## Data extracts
■ ■ ■ ■ ■ ■ ■

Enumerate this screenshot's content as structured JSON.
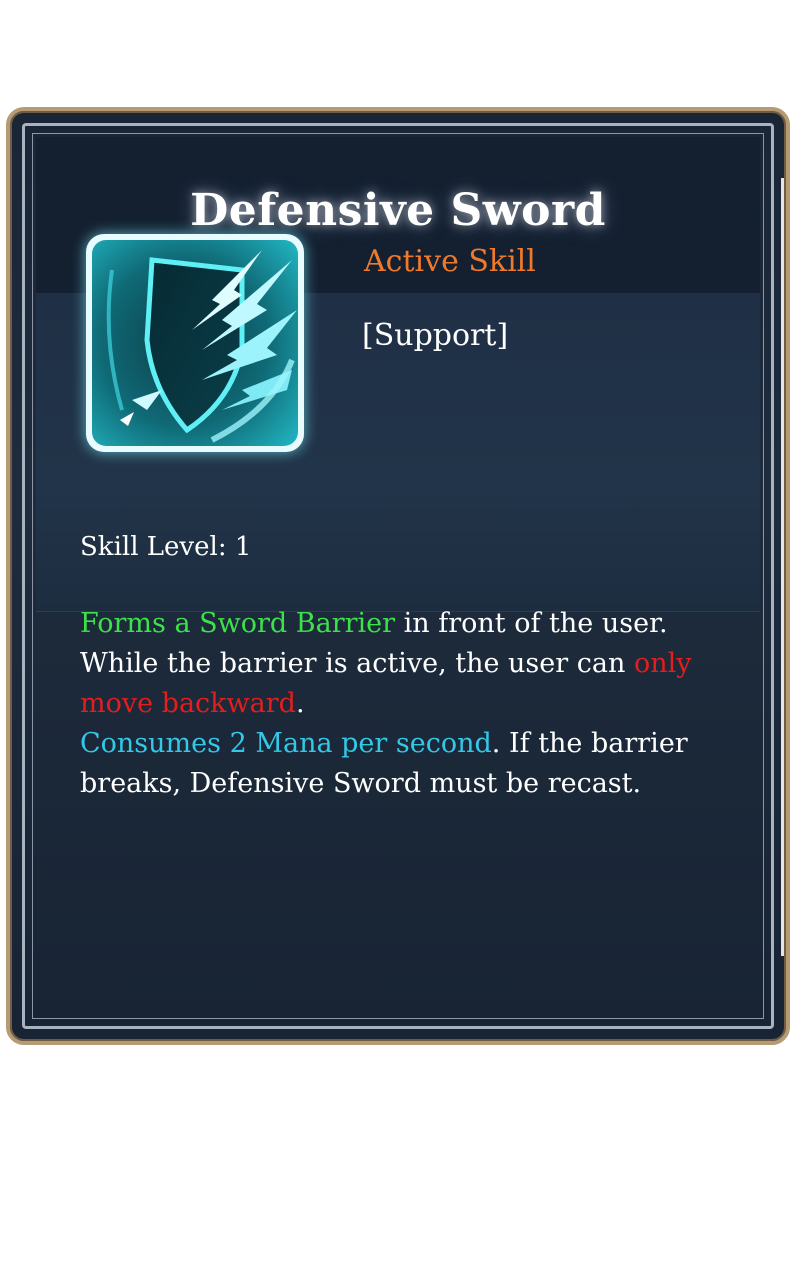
{
  "skill": {
    "title": "Defensive Sword",
    "type": "Active Skill",
    "category": "[Support]",
    "icon": "shield-sword-icon",
    "level_label": "Skill Level: 1",
    "description": {
      "line1_highlight": "Forms a Sword Barrier",
      "line1_rest": " in front of the user.",
      "line2_start": "While the barrier is active, the user can ",
      "line2_highlight": "only move backward",
      "line2_end": ".",
      "line3_highlight": "Consumes 2 Mana per second",
      "line3_rest": ". If the barrier breaks, Defensive Sword must be recast."
    }
  },
  "colors": {
    "type_text": "#f07a2c",
    "highlight_green": "#3ce24a",
    "highlight_red": "#e41d1d",
    "highlight_cyan": "#33c8e6",
    "frame_gold": "#b59a73",
    "panel_bg": "#1a2636"
  }
}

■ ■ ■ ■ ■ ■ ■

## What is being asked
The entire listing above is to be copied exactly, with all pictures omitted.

## Response box
Enumerate this screenshot's content as structured JSON.
{
  "skill": {
    "title": "Defensive Sword",
    "type": "Active Skill",
    "category": "[Support]",
    "icon": "shield-sword-icon",
    "level_label": "Skill Level: 1",
    "description": {
      "line1_highlight": "Forms a Sword Barrier",
      "line1_rest": " in front of the user.",
      "line2_start": "While the barrier is active, the user can ",
      "line2_highlight": "only move backward",
      "line2_end": ".",
      "line3_highlight": "Consumes 2 Mana per second",
      "line3_rest": ". If the barrier breaks, Defensive Sword must be recast."
    }
  },
  "colors": {
    "type_text": "#f07a2c",
    "highlight_green": "#3ce24a",
    "highlight_red": "#e41d1d",
    "highlight_cyan": "#33c8e6",
    "frame_gold": "#b59a73",
    "panel_bg": "#1a2636"
  }
}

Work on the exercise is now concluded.